|US8347176||Sep 20, 2011||Jan 1, 2013||Cray Inc.||Method and apparatus for memory read-refresh, scrubbing and variable-rate refresh|
|US20030131307 *||Jan 10, 2002||Jul 10, 2003||Taylor Richard D.||System and method of recovering from soft memory errors|
|US20040267481 *||May 19, 2004||Dec 30, 2004||Resnick David R.||Apparatus and method for testing memory cards|
|US20050022065 *||May 19, 2004||Jan 27, 2005||Dixon R. Paul||Apparatus and method for memory with bit swapping on the fly and testing|
|US20050043912 *||May 24, 2004||Feb 24, 2005||Ki-Sang Kang||Memory testing apparatus and method|
|US20050258456 *||May 17, 2005||Nov 24, 2005||Jed Margolin||Memory with integrated programmable controller|

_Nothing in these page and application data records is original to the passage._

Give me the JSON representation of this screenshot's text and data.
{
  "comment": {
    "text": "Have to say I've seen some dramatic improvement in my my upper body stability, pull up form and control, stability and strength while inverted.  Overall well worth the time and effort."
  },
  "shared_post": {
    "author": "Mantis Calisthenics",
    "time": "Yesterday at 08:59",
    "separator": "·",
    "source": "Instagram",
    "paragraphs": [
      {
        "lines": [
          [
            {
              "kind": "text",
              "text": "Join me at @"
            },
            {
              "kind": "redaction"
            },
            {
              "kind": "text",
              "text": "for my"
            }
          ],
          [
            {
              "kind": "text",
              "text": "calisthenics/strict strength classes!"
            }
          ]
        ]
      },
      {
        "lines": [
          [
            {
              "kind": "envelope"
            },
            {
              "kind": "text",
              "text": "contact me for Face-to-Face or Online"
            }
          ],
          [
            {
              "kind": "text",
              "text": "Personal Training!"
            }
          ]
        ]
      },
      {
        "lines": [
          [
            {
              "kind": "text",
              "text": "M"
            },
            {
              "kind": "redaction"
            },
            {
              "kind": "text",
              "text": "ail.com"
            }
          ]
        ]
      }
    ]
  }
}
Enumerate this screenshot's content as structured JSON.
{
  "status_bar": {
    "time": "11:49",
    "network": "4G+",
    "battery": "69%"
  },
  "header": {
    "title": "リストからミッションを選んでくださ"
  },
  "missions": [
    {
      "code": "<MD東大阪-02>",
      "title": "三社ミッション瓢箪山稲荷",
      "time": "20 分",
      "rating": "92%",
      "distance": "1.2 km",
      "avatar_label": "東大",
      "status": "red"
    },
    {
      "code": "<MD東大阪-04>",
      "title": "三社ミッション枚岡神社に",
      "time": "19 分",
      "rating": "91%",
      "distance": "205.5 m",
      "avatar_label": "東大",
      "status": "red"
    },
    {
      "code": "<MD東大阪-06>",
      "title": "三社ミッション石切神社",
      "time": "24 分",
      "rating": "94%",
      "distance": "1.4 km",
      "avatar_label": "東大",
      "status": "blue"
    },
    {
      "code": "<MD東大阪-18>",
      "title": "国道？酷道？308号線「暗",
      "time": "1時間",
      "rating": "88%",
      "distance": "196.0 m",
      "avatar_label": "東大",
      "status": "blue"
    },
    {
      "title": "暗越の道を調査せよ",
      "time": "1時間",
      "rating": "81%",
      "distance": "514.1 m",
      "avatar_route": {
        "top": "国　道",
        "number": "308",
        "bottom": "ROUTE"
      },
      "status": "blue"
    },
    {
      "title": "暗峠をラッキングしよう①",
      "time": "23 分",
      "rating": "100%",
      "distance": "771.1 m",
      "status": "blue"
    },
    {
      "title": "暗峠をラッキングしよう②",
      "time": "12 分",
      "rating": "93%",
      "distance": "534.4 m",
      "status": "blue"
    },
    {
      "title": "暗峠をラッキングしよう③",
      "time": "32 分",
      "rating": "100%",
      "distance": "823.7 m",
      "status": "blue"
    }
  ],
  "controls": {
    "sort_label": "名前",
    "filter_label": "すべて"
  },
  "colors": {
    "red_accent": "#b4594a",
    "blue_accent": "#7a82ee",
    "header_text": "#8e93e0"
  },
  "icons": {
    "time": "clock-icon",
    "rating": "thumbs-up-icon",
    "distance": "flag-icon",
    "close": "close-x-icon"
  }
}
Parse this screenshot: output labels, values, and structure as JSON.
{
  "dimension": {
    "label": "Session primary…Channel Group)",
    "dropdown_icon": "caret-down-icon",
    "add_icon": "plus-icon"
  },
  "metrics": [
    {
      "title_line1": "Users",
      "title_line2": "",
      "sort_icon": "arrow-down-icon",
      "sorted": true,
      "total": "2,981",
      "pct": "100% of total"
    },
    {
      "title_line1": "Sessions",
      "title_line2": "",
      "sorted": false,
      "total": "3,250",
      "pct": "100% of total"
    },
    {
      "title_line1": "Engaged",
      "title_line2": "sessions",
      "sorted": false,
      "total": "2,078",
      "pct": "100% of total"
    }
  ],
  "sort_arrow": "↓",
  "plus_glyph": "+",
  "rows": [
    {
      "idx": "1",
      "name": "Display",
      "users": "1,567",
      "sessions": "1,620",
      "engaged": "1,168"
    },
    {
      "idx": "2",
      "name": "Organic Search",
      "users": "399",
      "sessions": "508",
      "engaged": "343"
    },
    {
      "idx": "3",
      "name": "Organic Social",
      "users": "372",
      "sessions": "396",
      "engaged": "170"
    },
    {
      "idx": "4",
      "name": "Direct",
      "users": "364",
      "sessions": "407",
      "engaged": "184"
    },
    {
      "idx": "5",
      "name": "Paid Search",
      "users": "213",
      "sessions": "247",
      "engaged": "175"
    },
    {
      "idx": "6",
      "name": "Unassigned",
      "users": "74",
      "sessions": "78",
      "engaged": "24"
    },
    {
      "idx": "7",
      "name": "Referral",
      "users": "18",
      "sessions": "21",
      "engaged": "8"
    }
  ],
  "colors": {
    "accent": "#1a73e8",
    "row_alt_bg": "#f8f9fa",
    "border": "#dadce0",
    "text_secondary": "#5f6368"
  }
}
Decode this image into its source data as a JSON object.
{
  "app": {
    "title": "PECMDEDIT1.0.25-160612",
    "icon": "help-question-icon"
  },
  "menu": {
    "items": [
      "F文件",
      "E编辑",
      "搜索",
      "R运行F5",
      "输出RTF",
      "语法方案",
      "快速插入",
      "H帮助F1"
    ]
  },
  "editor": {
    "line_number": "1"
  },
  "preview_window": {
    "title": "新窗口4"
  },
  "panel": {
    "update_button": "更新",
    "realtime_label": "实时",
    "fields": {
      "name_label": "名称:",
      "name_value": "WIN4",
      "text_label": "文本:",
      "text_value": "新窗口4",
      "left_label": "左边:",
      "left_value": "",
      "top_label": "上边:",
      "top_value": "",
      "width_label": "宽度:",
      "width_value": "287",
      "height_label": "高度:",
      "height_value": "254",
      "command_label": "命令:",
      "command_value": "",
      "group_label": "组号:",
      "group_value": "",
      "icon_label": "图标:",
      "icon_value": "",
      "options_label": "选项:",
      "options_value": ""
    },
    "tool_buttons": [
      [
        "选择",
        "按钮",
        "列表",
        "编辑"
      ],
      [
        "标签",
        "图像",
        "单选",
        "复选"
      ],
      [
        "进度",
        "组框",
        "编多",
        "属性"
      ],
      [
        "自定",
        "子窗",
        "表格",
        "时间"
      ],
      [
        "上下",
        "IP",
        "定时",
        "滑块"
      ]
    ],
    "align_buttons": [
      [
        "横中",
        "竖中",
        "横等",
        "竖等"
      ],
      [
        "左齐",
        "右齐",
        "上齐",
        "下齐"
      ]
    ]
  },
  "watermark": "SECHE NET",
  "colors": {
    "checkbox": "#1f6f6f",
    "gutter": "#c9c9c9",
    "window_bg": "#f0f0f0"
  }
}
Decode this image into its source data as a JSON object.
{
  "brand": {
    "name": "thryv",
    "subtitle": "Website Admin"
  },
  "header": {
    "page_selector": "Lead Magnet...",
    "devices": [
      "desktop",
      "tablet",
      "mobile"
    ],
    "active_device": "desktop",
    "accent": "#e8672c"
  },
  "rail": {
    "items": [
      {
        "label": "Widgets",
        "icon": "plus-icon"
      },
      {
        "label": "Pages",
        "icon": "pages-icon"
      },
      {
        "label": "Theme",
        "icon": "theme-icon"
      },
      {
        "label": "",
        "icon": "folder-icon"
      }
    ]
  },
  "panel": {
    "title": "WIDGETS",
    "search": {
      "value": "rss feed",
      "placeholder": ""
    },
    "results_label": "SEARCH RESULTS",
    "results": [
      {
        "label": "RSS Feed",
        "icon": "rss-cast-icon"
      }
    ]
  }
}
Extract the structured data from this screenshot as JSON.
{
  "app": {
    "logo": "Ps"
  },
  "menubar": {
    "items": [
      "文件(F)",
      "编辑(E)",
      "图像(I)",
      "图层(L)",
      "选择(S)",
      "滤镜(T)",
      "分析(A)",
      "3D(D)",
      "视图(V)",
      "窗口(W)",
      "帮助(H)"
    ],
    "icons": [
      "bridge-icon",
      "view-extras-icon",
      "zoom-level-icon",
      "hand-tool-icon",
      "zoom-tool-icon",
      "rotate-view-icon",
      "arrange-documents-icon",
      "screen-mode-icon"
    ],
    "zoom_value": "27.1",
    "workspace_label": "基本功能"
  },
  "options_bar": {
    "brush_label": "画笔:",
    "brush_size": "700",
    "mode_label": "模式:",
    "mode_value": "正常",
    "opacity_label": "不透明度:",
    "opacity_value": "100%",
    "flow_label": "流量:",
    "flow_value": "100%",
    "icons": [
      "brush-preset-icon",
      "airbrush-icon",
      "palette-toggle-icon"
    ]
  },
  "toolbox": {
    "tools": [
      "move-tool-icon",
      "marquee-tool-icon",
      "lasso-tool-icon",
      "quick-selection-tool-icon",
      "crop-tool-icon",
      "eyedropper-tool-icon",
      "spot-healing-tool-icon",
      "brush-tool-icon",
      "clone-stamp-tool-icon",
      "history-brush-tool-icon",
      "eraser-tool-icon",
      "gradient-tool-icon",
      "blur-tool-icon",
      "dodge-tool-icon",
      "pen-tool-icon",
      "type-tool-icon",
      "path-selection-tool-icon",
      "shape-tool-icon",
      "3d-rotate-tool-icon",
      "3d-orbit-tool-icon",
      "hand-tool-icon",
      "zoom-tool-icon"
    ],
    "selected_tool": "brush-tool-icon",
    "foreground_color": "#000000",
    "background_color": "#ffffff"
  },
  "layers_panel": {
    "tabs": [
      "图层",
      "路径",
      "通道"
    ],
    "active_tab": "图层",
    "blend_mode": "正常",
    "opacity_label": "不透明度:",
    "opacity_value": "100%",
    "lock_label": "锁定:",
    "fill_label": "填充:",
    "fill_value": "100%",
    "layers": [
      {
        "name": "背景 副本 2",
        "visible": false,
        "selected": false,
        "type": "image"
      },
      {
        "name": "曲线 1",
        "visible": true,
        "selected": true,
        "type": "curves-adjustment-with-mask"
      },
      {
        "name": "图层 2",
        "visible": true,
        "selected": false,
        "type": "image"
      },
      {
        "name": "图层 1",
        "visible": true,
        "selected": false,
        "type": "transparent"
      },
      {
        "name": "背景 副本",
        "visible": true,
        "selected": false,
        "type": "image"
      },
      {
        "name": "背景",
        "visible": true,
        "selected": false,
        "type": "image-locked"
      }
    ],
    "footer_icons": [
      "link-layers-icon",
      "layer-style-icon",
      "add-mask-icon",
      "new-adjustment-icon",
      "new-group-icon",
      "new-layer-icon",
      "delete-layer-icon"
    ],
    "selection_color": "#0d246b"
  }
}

|US20070067556 *||Nov 10, 2006||Mar 22, 2007||Cray Inc.||Apparatus and method for memory bit-swapping-within-address-range circuit|
|US20070113150 *||Nov 10, 2006||May 17, 2007||Cray Inc.||Apparatus and method for memory asynchronous atomic read-correct-write operation|
|US20080059105 *||Feb 26, 2007||Mar 6, 2008||Cray Inc.||Memory-daughter-card-testing apparatus and method|
|US20100324854 *||Aug 27, 2010||Dec 23, 2010||Cray Inc.||Memory-daughter-card-testing method and apparatus|
|CN1078719C *||Nov 14, 1997||Jan 30, 2002||西门子公司||Method for real-time measuirng memory chip divided into field in running of computer|
|DE4115084A1 *||May 8, 1991||Nov 14, 1991||Mitsubishi Electric Corp||Test arrangement for semiconductor memory - contains test data memory, cell row selector, transfer device, reduces large capacity memory testing time|
|EP0359372A2 *||Jul 19, 1989||Mar 21, 1990||Digital Equipment Corporation||Memory testing system|
|EP0359372A3 *||Jul 19, 1989||Sep 11, 1991||Digital Equipment Corporation||Memory testing system|
|WO1994018622A1 *||Sep 10, 1993||Aug 18, 1994||Zitel Corporation||Fault tolerant memory system|
|WO1995004355A1 *||Jun 8, 1994||Feb 9, 1995||Atmel Corporation||Remotely re-programmable program memory for a microcontroller|
|U.S. Classification||714/718, 714/820|
|International Classification||G11C29/02, G11C29/36, G11C29/12, G11C29/34|
|Cooperative Classification||G11C29/02, G11C29/34, G11C29/12, G11C29/36|
|European Classification||G11C29/34, G11C29/12, G11C29/36, G11C29/02|
|Apr 2, 1991||RF||Reissue application filed|
Effective date: 19900712
|Feb 11, 1992||REMI||Maintenance fee reminder mailed|
|Jul 13, 1992||FPAY||Fee payment|
Year of fee payment: 4
|Jul 13, 1992||SULP||Surcharge for late payment|